About this exercise: In the entries that follow, which lines hold the string "松烟竹雾"? List them.

Component data from apps and pages:
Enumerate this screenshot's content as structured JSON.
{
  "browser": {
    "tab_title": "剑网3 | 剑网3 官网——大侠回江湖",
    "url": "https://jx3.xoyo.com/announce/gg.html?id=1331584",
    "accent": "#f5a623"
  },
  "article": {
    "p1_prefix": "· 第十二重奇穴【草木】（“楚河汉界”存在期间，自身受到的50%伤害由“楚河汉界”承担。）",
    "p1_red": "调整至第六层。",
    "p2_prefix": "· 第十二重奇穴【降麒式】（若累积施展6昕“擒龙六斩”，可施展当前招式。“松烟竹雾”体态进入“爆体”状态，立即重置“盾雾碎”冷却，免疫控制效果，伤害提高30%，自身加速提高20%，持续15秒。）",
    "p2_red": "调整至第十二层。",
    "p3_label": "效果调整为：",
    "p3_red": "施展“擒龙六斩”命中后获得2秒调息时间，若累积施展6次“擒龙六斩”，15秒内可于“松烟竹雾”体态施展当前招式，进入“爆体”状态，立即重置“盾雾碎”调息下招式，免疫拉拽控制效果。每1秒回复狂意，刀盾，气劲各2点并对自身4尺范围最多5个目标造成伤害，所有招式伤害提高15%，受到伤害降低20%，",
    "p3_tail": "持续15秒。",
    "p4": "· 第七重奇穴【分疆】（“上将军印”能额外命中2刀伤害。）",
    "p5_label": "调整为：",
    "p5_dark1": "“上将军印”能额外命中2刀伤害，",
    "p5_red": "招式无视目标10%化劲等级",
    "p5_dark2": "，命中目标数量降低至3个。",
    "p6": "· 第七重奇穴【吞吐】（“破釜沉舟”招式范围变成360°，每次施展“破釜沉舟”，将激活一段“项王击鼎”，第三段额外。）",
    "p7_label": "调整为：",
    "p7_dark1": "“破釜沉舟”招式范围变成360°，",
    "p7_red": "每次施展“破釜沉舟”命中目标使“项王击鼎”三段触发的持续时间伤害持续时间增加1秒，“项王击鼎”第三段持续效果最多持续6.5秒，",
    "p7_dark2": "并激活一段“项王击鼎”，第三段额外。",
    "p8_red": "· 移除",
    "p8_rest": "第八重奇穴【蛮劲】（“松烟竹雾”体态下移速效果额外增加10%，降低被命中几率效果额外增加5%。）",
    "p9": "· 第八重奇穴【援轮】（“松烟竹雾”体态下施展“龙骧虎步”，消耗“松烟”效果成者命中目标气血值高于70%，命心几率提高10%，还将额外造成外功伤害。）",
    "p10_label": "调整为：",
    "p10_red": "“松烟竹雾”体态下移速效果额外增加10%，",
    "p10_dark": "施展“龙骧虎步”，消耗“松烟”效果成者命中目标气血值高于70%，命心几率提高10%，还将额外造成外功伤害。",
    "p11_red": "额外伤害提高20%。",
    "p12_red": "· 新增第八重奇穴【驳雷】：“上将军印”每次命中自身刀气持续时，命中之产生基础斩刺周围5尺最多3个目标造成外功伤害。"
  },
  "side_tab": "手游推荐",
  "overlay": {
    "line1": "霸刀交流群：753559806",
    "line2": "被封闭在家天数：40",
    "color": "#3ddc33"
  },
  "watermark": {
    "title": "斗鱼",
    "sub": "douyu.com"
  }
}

Answer to this exercise:
    "p2_prefix": "· 第十二重奇穴【降麒式】（若累积施展6昕“擒龙六斩”，可施展当前招式。“松烟竹雾”体态进入“爆体”状态，立即重置“盾雾碎”冷却，免疫控制效果，伤害提高30%，自身加速提高20%，持续15秒。）",
    "p3_red": "施展“擒龙六斩”命中后获得2秒调息时间，若累积施展6次“擒龙六斩”，15秒内可于“松烟竹雾”体态施展当前招式，进入“爆体”状态，立即重置“盾雾碎”调息下招式，免疫拉拽控制效果。每1秒回复狂意，刀盾，气劲各2点并对自身4尺范围最多5个目标造成伤害，所有招式伤害提高15%，受到伤害降低20%，",
    "p8_rest": "第八重奇穴【蛮劲】（“松烟竹雾”体态下移速效果额外增加10%，降低被命中几率效果额外增加5%。）",
    "p9": "· 第八重奇穴【援轮】（“松烟竹雾”体态下施展“龙骧虎步”，消耗“松烟”效果成者命中目标气血值高于70%，命心几率提高10%，还将额外造成外功伤害。）",
    "p10_red": "“松烟竹雾”体态下移速效果额外增加10%，",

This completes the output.